■ **What to do**
Please copy out every line of the listing below in which the word "heading" appears.

■ **Information supplied**
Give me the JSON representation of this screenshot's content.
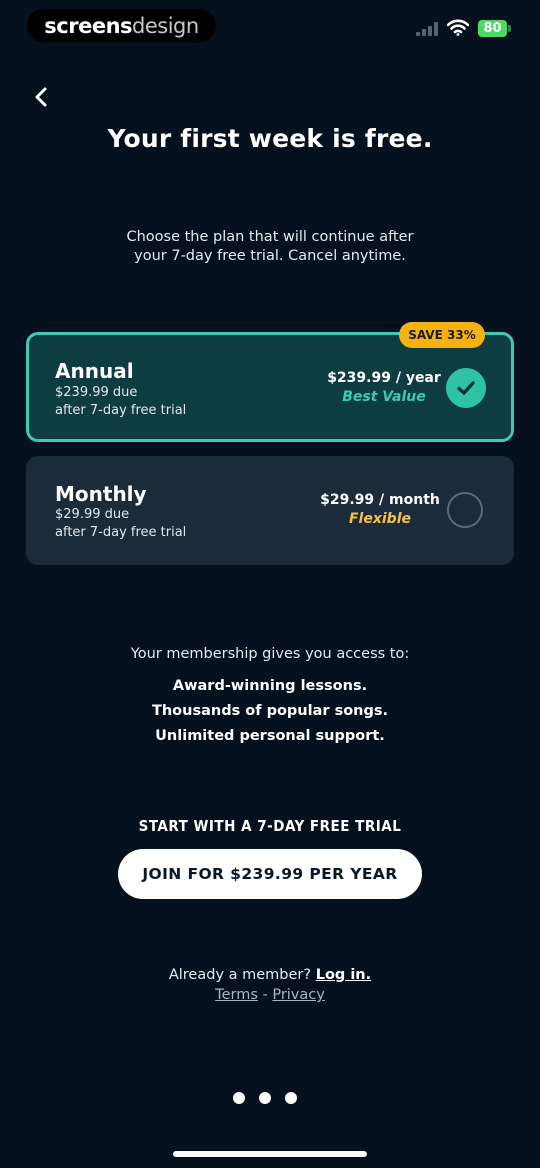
{
  "status_bar": {
    "brand_part1": "screens",
    "brand_part2": "design",
    "battery": "80"
  },
  "header": {
    "title": "Your first week is free.",
    "subtitle_line1": "Choose the plan that will continue after",
    "subtitle_line2": "your 7-day free trial. Cancel anytime."
  },
  "plans": [
    {
      "name": "Annual",
      "due": "$239.99 due",
      "trial": "after 7-day free trial",
      "price": "$239.99 / year",
      "tag": "Best Value",
      "badge": "SAVE 33%",
      "selected": true,
      "tag_color": "#3ec9b3"
    },
    {
      "name": "Monthly",
      "due": "$29.99 due",
      "trial": "after 7-day free trial",
      "price": "$29.99 / month",
      "tag": "Flexible",
      "selected": false,
      "tag_color": "#f6c344"
    }
  ],
  "membership": {
    "heading": "Your membership gives you access to:",
    "benefits": [
      "Award-winning lessons.",
      "Thousands of popular songs.",
      "Unlimited personal support."
    ]
  },
  "cta": {
    "heading": "START WITH A 7-DAY FREE TRIAL",
    "button_label": "JOIN FOR $239.99 PER YEAR"
  },
  "footer": {
    "member_text": "Already a member?",
    "login_label": "Log in.",
    "terms_label": "Terms",
    "separator": "-",
    "privacy_label": "Privacy"
  },
  "colors": {
    "background": "#05111f",
    "accent": "#3ec9b3",
    "badge": "#f6b112"
  },
  "icons": {
    "back": "chevron-left-icon",
    "selected": "checkmark-icon"
  }
}
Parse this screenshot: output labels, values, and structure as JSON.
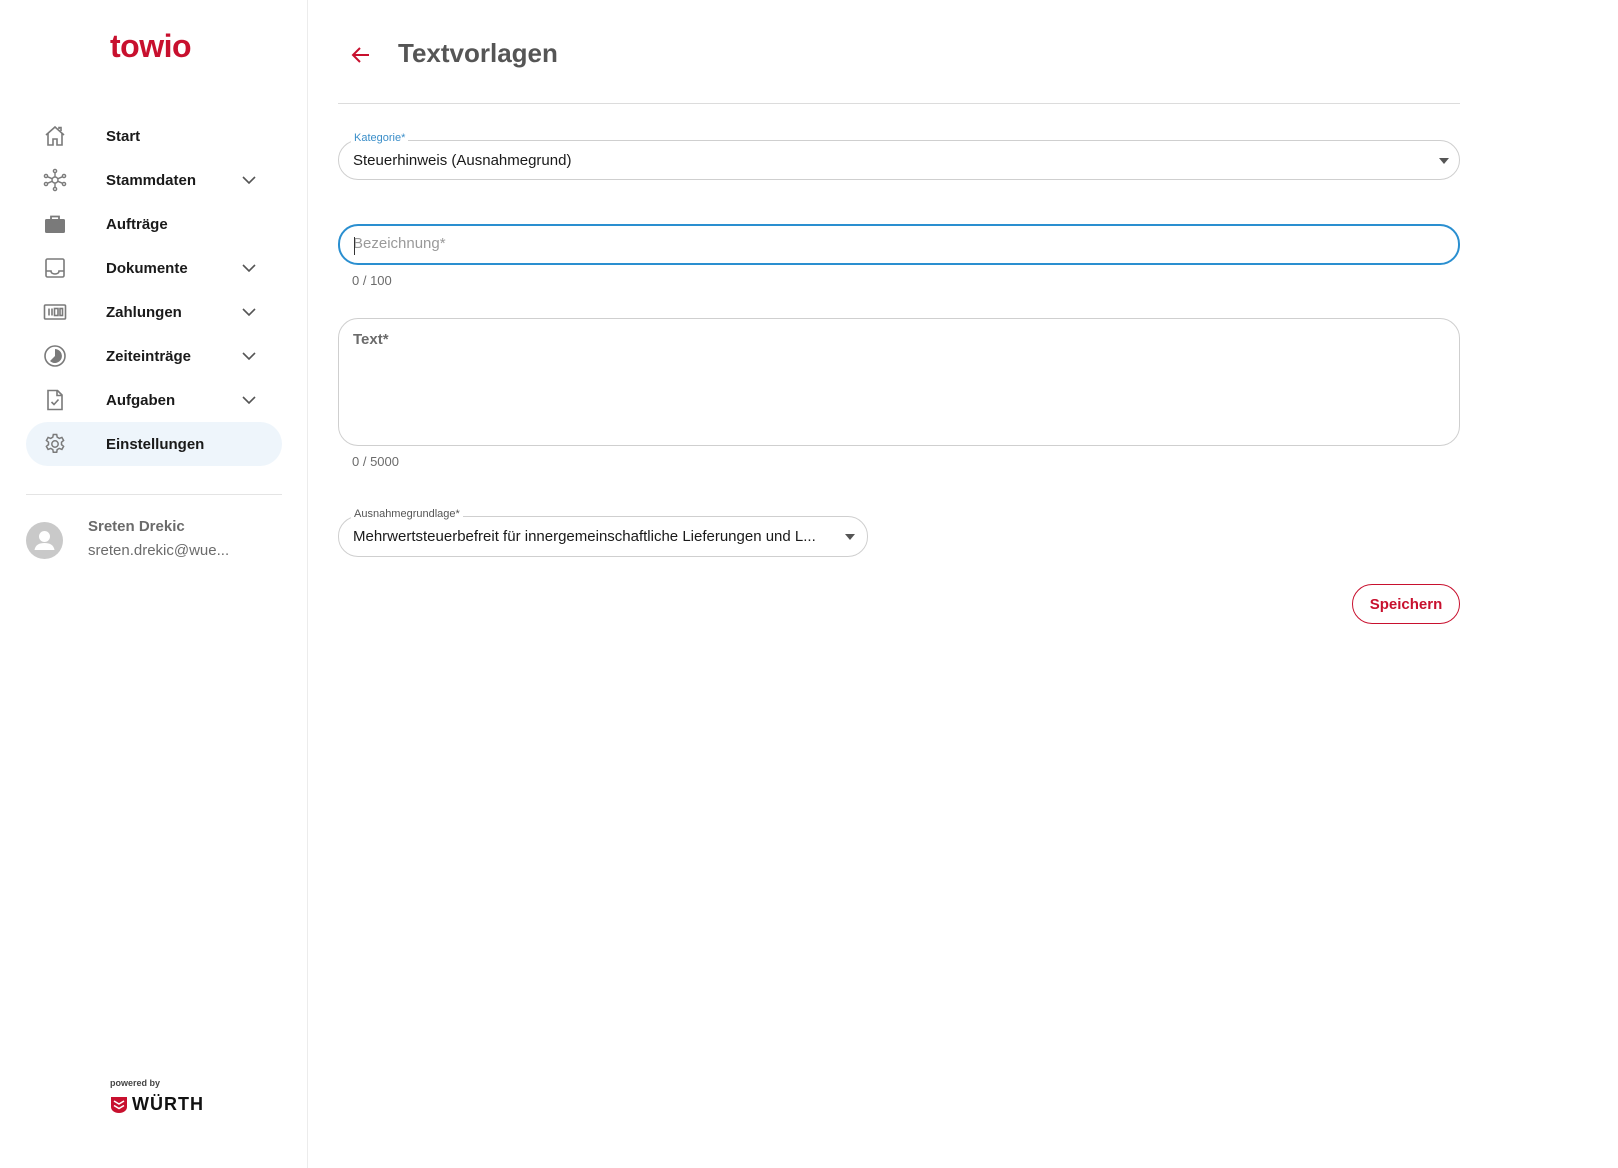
{
  "brand": {
    "logo_text": "towio",
    "powered_by": "powered by",
    "partner": "WÜRTH",
    "accent_color": "#c8102e",
    "focus_color": "#2a8fd0"
  },
  "sidebar": {
    "items": [
      {
        "label": "Start",
        "icon": "home-icon",
        "has_children": false,
        "active": false
      },
      {
        "label": "Stammdaten",
        "icon": "network-icon",
        "has_children": true,
        "active": false
      },
      {
        "label": "Aufträge",
        "icon": "briefcase-icon",
        "has_children": false,
        "active": false
      },
      {
        "label": "Dokumente",
        "icon": "inbox-icon",
        "has_children": true,
        "active": false
      },
      {
        "label": "Zahlungen",
        "icon": "barcode-icon",
        "has_children": true,
        "active": false
      },
      {
        "label": "Zeiteinträge",
        "icon": "clock-icon",
        "has_children": true,
        "active": false
      },
      {
        "label": "Aufgaben",
        "icon": "task-document-icon",
        "has_children": true,
        "active": false
      },
      {
        "label": "Einstellungen",
        "icon": "gear-icon",
        "has_children": false,
        "active": true
      }
    ],
    "user": {
      "name": "Sreten Drekic",
      "email": "sreten.drekic@wue..."
    }
  },
  "header": {
    "title": "Textvorlagen"
  },
  "form": {
    "kategorie": {
      "label": "Kategorie*",
      "value": "Steuerhinweis (Ausnahmegrund)"
    },
    "bezeichnung": {
      "placeholder": "Bezeichnung*",
      "value": "",
      "counter": "0 / 100"
    },
    "text": {
      "label": "Text*",
      "value": "",
      "counter": "0 / 5000"
    },
    "ausnahmegrundlage": {
      "label": "Ausnahmegrundlage*",
      "value": "Mehrwertsteuerbefreit für innergemeinschaftliche Lieferungen und L..."
    },
    "save_label": "Speichern"
  }
}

■ **Answer**
    "heading": "Your membership gives you access to:",
    "heading": "START WITH A 7-DAY FREE TRIAL",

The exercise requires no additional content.